3. SIDE DOORS. The best way to see any dents in a door is to position your eyes slightly higher than the door, standing at a slight crouch, and examine the doors from an angle, allowing the light to play off the door. Then move slightly towards the vehicle’s taillight keeping your eyes on the door. Do this on each side.
4. THE REAR. If your new car has a trunk, closely examine the lip, or in other words, the area people grab to close the trunk. If it is a station wagon or SUV, look at the bottom portion of the trunk, near the bumper. Check for scratches on the top part of the bumper where objects are deposited before being put (slid?) into the trunk.
5. THE ROOF. I do not know why, but the roof is the area that is most often damaged. Again, lower yourself (or raise yourself depending the vehicle and/or your height) to get eye-level with the roof. Move around a bit to check for dents, using the available light to highlight any defects. Also, carefully examine for scratches, especially near the doors. Walk around the vehicle while keeping your eyes fixed on the roof.
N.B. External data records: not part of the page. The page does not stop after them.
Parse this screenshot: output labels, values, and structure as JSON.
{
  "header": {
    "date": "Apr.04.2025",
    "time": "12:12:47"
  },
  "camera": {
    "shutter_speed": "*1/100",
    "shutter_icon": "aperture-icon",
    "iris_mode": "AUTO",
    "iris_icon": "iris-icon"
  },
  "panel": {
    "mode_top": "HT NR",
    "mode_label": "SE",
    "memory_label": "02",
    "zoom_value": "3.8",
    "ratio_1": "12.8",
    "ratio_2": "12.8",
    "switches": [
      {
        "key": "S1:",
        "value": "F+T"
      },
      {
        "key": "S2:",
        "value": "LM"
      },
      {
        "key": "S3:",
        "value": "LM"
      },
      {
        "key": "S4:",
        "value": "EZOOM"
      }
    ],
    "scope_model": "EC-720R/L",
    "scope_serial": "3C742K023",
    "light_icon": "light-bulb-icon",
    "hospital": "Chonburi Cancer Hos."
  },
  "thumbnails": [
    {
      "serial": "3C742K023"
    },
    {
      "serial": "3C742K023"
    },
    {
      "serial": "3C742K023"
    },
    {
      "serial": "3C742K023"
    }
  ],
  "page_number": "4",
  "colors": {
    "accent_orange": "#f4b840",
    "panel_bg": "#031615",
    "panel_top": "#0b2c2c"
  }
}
6. THE VANITY MIRRORS. Open them up to make sure they are not cracked.
7. AIR VENTS. Start the A/C (Carefully! See bullet 5 above) and make sure nothing comes out of the vents except air.
8. ENGINE SMOKE. Start the engine and make sure that odd-colored smoke is not coming out of the exhaust.
9. WIDTH BETWEEN PANELS. Carefully inspect the width of the area separating each metal panel. Pay close attention to the width of the area between the front bumper and the front quarter panels, as well as between the rear bumper and rear quarter panels. Make sure the width is the same size on each side.
10.LIGHTS. Have a look at the headlights, taillights and fog lights. Small cracks can be hard to pick up if you do not inspect closely.
Remember that if you find any defects after you have left the dealership, it will extremely hard to prove that the damage was not your fault. The last thing you want is to turn into your driveway and notice a small dent on the hood when you get out of your brand new car. You will suddenly begin to loath both your new vehicle and the dealership that sold it to you. Avoid this by carefully inspecting your new car before signing anything and you will save yourself a lot of trouble!

READ  Increase Online Auto Marketing and Increase Sales